Supporters of gay marriage rights are well-intentioned, but wrong. The answer is not MORE statism. It is less. The government should be completely OUT of the marriage recognition business.

Marriage is a bond between two people - and, if they have one, their god. 

Where exactly does the government fit in to that relationship? If one seeks government approval of one's private relationship, one invites government input into that relationship.

That is a bad idea.

The state has no business approving any marriage, gay or straight. It is none of the state's business.

If you want your god's sanction, go to church and get married. A stop at the court house should NEVER be required. Of anyone.

Mr. Jefferson -The Mike Church Show Band

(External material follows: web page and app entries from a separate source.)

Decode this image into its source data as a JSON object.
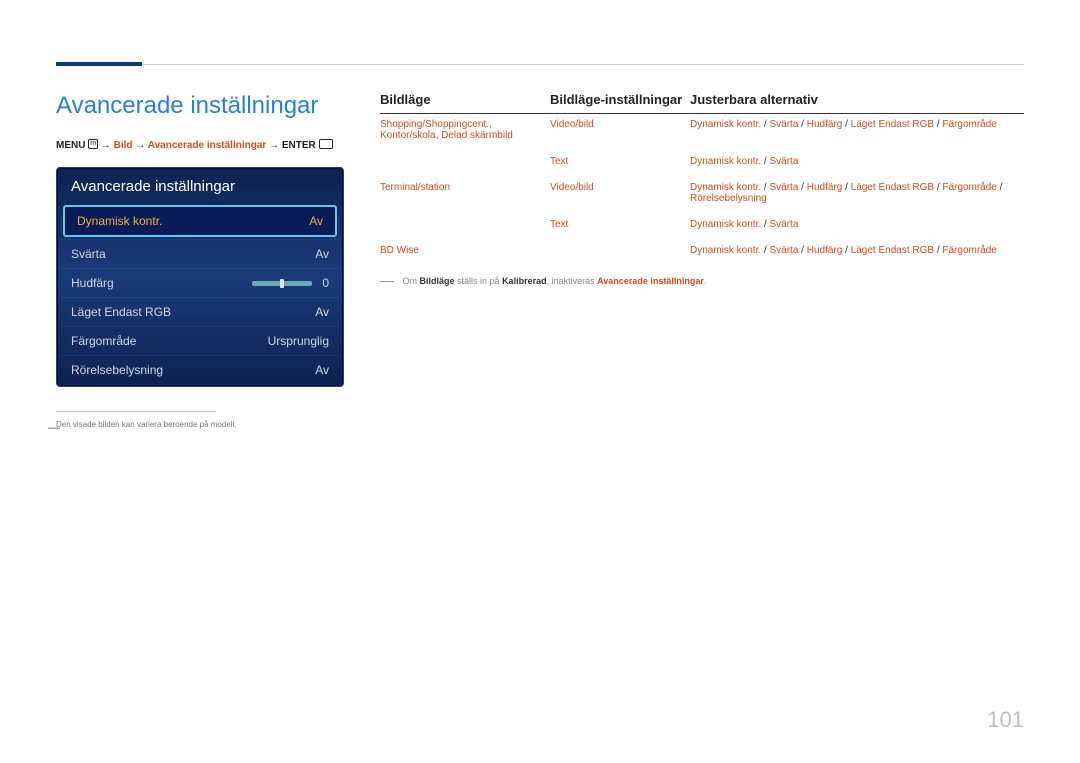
{
  "page_title": "Avancerade inställningar",
  "breadcrumb": {
    "prefix": "MENU",
    "menu_icon": "m",
    "arrow": "→",
    "step1": "Bild",
    "step2": "Avancerade inställningar",
    "suffix": "ENTER"
  },
  "menu": {
    "title": "Avancerade inställningar",
    "items": [
      {
        "label": "Dynamisk kontr.",
        "value": "Av",
        "selected": true
      },
      {
        "label": "Svärta",
        "value": "Av"
      },
      {
        "label": "Hudfärg",
        "value": "0",
        "slider": true
      },
      {
        "label": "Läget Endast RGB",
        "value": "Av"
      },
      {
        "label": "Färgområde",
        "value": "Ursprunglig"
      },
      {
        "label": "Rörelsebelysning",
        "value": "Av"
      }
    ]
  },
  "left_footnote": "Den visade bilden kan variera beroende på modell.",
  "table": {
    "headers": {
      "c1": "Bildläge",
      "c2": "Bildläge-inställningar",
      "c3": "Justerbara alternativ"
    },
    "rows": [
      {
        "c1_lines": [
          "Shopping/Shoppingcent.,",
          "Kontor/skola, Delad skärmbild"
        ],
        "c2": "Video/bild",
        "c3_parts": [
          "Dynamisk kontr.",
          " / ",
          "Svärta",
          " / ",
          "Hudfärg",
          " / ",
          "Läget Endast RGB",
          " / ",
          "Färgområde"
        ]
      },
      {
        "c1_lines": [
          ""
        ],
        "c2": "Text",
        "c3_parts": [
          "Dynamisk kontr.",
          " / ",
          "Svärta"
        ]
      },
      {
        "c1_lines": [
          "Terminal/station"
        ],
        "c2": "Video/bild",
        "c3_parts": [
          "Dynamisk kontr.",
          " / ",
          "Svärta",
          " / ",
          "Hudfärg",
          " / ",
          "Läget Endast RGB",
          " / ",
          "Färgområde",
          " / ",
          "Rörelsebelysning"
        ]
      },
      {
        "c1_lines": [
          ""
        ],
        "c2": "Text",
        "c3_parts": [
          "Dynamisk kontr.",
          " / ",
          "Svärta"
        ]
      },
      {
        "c1_lines": [
          "BD Wise"
        ],
        "c2": "",
        "c3_parts": [
          "Dynamisk kontr.",
          " / ",
          "Svärta",
          " / ",
          "Hudfärg",
          " / ",
          "Läget Endast RGB",
          " / ",
          "Färgområde"
        ]
      }
    ]
  },
  "right_note": {
    "pre": "Om ",
    "b1": "Bildläge",
    "mid1": " ställs in på ",
    "b2": "Kalibrerad",
    "mid2": ", inaktiveras ",
    "b3": "Avancerade inställningar",
    "post": "."
  },
  "page_number": "101"
}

I think this explains a lot

New Broncos' head coach Josh McDaniels is actually actor/comedian Seth Rogen.

Here is indisputable visual proof:

McDaniels is actually Seth Rogen! It's all a "Borat" type joke!

Clear the Bench Colorado

BlueCarp strongly supports this movement:

Recent rulings by Colorado's Supreme Court – the "most partisan in the nation" – have demonstrated their contempt for the very Constitution they are sworn to uphold.

DID YOU KNOW that you have the right to vote the rascals out?

It's true – even Supreme Court justices in Colorado ARE accountable to the people. In 2010, FOUR of the current Colorado Supreme Court justices NEED YOUR APPROVAL to be retained on the bench.DON'T GIVE IT TO THEM!

Check out Clear the Bench Colorado for more information.

Saturday, April 04, 2009

Taliban tortures 17 year old girl in Pakistan

According to this Los Angeles Times article, a 17 year old Pakistani girl was tortured by the Taliban for refusing an arranged marriage.

Of course, this evilness is the fault of the United States. The Islamo-Fascists are only mean because of the U.S. involvement in the Middle East. If we would just stop supporting Israel, then this type of behavior would cease.

Islamo-Fascists only exist in response to American foreign policy. If we would just let them be, the Islamo-Fascists would stop beheading infidels, stop honor killing their own women and girls, and stop strapping bombs on their own children. This evil behavior is not their fault. It is ours.

But for American foreign policy, the Islamo-Fascists would start butterfly farms and hand out lollipops. 

If only the U.S. would leave them alone.


And this new Afghani law is surely the fault of the United States, too:

Human rights groups and some Afghan lawmakers criticized President Hamid Karzai on Thursday for signing into law legislation that some believe legalizes the rape of a wife by her husband and prevents women from leaving the house without a man's permission.

Since Islam is a religion of peace, this behavior can not be the fault of Islam. It is the fault of the Great Satan: The United States.